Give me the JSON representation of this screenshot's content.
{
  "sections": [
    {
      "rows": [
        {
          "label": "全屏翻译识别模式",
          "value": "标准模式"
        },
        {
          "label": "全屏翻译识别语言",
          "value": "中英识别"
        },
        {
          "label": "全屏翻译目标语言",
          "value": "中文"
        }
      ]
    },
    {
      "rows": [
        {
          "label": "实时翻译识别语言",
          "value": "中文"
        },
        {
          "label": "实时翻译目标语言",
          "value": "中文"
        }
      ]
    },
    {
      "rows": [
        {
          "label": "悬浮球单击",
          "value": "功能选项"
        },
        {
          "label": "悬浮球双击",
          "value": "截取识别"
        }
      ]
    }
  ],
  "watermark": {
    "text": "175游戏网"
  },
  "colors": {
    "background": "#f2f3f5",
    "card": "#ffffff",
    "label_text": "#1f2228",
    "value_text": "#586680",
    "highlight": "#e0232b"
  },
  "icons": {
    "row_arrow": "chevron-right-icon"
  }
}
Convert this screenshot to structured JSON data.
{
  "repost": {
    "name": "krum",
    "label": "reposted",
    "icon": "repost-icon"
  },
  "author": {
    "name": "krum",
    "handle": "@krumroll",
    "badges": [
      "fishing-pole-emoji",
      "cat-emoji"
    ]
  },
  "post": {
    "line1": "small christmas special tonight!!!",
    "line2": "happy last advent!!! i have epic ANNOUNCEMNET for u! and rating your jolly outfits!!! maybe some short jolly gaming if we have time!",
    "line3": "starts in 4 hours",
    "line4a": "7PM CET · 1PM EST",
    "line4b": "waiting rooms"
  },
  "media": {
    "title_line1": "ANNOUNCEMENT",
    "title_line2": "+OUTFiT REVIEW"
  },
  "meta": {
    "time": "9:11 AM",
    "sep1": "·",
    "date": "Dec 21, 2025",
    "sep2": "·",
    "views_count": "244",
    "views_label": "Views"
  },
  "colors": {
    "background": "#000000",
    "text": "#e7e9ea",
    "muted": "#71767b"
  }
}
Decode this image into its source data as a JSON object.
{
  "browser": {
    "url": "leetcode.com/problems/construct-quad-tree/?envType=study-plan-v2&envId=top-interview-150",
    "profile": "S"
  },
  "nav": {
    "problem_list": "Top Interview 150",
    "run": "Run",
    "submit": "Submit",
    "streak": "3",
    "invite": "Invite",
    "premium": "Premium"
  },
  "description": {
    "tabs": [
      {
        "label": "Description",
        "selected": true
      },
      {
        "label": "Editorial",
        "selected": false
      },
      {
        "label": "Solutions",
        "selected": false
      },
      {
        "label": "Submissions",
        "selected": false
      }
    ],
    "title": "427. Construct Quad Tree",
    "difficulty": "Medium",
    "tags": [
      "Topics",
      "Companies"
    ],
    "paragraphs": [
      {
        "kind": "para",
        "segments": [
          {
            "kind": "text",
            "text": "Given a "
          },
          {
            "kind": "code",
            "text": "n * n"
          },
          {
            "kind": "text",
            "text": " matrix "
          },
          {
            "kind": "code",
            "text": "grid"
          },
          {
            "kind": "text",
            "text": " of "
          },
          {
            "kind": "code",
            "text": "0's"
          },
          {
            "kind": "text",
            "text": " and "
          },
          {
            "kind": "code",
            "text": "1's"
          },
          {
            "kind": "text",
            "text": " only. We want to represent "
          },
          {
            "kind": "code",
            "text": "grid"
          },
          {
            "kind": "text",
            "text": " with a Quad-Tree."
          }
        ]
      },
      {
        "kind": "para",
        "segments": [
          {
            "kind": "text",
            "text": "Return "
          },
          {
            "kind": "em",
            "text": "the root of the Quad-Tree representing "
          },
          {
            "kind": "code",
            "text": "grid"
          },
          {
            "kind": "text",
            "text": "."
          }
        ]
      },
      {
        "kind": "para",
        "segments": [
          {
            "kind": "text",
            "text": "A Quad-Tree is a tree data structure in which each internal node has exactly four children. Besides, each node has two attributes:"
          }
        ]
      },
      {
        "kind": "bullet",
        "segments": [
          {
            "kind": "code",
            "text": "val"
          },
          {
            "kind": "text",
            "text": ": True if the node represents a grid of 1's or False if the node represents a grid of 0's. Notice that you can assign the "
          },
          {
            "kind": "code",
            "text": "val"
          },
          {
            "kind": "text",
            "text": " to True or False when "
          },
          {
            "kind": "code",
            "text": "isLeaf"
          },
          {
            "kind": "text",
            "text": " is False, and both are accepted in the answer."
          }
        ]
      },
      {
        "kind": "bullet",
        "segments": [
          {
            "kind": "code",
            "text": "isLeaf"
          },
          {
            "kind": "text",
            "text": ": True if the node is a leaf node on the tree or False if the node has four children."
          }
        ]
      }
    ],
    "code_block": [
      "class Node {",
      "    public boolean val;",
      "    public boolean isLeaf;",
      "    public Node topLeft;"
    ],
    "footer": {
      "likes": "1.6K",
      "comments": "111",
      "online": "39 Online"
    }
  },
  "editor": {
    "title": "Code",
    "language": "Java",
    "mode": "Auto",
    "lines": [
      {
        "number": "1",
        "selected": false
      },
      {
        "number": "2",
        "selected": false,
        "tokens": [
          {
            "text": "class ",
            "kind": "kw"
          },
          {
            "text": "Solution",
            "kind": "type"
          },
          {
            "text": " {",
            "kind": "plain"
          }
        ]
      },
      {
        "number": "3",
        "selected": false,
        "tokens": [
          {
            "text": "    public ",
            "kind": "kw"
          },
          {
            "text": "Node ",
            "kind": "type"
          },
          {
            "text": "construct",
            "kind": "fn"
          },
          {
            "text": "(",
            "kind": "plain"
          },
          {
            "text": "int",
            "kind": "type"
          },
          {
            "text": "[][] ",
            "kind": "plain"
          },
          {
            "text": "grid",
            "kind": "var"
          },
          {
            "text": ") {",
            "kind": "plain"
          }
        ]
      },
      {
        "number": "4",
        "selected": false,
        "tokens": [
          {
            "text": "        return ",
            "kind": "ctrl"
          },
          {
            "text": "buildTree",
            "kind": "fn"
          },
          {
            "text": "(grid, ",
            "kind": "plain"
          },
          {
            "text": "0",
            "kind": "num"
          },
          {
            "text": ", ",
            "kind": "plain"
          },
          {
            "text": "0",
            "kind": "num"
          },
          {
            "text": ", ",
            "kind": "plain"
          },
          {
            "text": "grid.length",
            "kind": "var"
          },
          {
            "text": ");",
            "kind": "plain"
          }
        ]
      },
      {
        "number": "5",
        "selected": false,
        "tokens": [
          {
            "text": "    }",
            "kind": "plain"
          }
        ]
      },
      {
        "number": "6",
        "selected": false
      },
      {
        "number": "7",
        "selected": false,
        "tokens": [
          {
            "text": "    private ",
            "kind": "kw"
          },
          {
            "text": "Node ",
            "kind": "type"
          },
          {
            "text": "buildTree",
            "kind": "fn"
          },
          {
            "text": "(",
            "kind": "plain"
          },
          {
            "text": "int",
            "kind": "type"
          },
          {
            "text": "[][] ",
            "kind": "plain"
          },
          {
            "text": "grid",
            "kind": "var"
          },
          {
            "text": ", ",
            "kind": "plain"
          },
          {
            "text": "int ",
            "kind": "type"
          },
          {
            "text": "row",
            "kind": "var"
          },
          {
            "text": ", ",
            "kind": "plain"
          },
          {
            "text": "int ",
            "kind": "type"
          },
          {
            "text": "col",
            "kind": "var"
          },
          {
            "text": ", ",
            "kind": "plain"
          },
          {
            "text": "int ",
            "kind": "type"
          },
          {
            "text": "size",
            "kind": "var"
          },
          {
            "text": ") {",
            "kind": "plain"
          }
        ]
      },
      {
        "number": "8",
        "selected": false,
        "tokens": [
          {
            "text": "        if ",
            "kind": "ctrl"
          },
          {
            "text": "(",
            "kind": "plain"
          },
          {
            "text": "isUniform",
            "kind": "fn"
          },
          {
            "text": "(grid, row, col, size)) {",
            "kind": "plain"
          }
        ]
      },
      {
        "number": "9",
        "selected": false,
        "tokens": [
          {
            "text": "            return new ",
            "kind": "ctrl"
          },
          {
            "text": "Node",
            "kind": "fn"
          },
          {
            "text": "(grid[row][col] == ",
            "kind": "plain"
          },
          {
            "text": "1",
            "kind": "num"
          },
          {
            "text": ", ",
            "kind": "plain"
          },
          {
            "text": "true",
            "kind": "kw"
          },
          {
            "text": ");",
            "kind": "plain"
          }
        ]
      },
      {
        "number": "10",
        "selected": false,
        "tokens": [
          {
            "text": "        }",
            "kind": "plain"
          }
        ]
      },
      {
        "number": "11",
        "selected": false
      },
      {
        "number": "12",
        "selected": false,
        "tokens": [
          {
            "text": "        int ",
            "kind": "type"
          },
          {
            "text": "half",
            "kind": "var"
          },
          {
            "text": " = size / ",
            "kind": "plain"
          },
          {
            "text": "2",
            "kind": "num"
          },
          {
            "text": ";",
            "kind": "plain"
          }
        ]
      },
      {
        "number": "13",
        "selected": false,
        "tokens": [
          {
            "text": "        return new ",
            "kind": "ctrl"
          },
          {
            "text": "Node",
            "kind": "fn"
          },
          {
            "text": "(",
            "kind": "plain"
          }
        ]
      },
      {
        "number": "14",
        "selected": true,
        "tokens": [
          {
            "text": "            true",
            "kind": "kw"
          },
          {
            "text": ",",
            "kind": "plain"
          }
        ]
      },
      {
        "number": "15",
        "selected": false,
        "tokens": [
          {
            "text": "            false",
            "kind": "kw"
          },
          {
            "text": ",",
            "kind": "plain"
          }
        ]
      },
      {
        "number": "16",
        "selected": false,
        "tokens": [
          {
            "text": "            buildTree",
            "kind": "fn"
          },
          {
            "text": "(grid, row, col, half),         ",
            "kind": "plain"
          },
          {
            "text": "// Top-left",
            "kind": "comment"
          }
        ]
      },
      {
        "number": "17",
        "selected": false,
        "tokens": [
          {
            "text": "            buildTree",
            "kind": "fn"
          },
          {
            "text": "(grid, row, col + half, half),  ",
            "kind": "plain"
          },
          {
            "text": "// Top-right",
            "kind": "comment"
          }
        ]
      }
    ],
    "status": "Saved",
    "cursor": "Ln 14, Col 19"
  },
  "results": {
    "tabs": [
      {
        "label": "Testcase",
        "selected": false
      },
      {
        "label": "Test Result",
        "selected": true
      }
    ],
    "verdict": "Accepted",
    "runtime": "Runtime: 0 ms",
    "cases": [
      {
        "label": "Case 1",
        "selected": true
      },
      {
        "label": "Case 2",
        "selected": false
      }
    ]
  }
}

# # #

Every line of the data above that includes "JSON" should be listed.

Give me the JSON representation of this screenshot's content.
Convert this screenshot to structured JSON data.
Decode this image into its source data as a JSON object.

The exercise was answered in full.